--- Information supplied ---
◆ ◆ ◆
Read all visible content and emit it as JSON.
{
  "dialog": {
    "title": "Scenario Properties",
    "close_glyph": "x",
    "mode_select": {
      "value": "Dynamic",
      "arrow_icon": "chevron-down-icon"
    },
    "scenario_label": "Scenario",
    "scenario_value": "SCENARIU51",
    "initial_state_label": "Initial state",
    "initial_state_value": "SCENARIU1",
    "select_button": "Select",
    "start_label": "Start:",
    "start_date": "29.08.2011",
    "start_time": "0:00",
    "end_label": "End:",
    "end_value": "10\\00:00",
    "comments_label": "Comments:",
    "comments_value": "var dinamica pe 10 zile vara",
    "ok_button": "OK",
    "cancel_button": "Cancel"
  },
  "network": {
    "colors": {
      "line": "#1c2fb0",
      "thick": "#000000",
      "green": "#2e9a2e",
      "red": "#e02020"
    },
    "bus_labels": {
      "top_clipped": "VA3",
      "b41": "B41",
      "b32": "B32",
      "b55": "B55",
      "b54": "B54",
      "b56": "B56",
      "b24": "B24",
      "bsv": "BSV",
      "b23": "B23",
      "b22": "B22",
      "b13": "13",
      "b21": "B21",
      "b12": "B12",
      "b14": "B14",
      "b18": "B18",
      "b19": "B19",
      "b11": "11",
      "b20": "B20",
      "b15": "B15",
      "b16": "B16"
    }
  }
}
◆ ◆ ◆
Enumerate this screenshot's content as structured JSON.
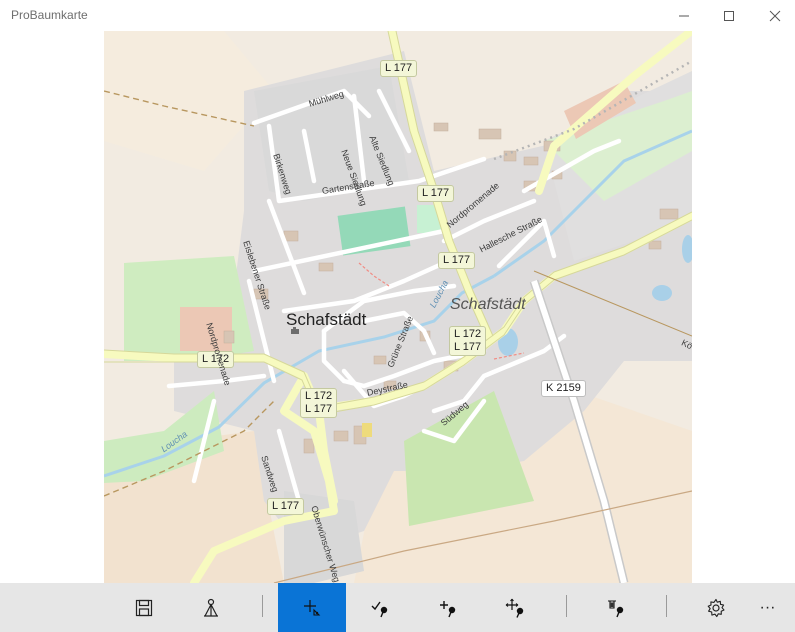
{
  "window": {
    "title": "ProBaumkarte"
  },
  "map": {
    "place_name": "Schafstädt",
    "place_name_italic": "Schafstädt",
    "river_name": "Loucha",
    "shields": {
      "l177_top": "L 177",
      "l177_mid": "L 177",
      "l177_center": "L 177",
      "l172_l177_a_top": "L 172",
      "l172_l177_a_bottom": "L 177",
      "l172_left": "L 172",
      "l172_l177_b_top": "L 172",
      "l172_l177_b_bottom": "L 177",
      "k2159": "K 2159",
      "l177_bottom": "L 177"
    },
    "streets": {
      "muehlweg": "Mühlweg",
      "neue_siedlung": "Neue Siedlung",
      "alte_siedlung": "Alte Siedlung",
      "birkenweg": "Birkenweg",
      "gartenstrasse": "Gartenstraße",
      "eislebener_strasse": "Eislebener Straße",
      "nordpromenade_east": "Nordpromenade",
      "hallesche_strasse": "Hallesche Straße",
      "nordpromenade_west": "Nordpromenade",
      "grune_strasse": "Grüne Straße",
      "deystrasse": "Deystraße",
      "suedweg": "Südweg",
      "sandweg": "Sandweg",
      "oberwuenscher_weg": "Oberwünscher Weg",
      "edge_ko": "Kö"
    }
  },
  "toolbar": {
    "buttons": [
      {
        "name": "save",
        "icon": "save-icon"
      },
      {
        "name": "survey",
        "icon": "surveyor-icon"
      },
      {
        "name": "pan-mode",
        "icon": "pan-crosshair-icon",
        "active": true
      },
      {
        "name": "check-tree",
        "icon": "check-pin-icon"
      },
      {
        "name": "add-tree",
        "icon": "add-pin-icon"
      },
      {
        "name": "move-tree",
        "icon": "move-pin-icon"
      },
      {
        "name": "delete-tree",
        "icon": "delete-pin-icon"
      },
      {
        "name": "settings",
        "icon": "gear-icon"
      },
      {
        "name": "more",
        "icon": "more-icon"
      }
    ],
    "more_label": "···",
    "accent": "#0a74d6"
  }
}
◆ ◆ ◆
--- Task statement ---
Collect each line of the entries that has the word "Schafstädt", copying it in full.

--- Result for this exercise ---
    "place_name": "Schafstädt",
    "place_name_italic": "Schafstädt",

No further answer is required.